### RECORD SET
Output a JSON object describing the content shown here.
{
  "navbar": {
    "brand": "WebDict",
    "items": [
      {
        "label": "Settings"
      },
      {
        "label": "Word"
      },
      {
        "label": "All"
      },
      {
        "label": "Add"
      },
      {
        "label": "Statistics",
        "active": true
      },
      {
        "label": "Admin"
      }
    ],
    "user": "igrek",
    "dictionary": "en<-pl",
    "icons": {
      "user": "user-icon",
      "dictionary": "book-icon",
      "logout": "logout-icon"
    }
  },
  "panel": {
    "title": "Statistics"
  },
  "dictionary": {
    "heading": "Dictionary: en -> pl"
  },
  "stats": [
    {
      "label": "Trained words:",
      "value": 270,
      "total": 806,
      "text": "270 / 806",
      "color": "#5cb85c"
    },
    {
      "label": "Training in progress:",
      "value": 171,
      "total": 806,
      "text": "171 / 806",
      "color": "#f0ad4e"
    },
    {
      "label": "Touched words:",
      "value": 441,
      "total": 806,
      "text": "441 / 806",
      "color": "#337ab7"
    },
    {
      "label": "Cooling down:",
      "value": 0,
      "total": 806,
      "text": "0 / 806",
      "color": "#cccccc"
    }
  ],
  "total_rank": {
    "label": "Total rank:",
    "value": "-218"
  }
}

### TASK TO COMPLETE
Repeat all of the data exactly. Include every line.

### ANSWER SECTION
Output a JSON object describing the content shown here.
{
  "navbar": {
    "brand": "WebDict",
    "items": [
      {
        "label": "Settings"
      },
      {
        "label": "Word"
      },
      {
        "label": "All"
      },
      {
        "label": "Add"
      },
      {
        "label": "Statistics",
        "active": true
      },
      {
        "label": "Admin"
      }
    ],
    "user": "igrek",
    "dictionary": "en<-pl",
    "icons": {
      "user": "user-icon",
      "dictionary": "book-icon",
      "logout": "logout-icon"
    }
  },
  "panel": {
    "title": "Statistics"
  },
  "dictionary": {
    "heading": "Dictionary: en -> pl"
  },
  "stats": [
    {
      "label": "Trained words:",
      "value": 270,
      "total": 806,
      "text": "270 / 806",
      "color": "#5cb85c"
    },
    {
      "label": "Training in progress:",
      "value": 171,
      "total": 806,
      "text": "171 / 806",
      "color": "#f0ad4e"
    },
    {
      "label": "Touched words:",
      "value": 441,
      "total": 806,
      "text": "441 / 806",
      "color": "#337ab7"
    },
    {
      "label": "Cooling down:",
      "value": 0,
      "total": 806,
      "text": "0 / 806",
      "color": "#cccccc"
    }
  ],
  "total_rank": {
    "label": "Total rank:",
    "value": "-218"
  }
}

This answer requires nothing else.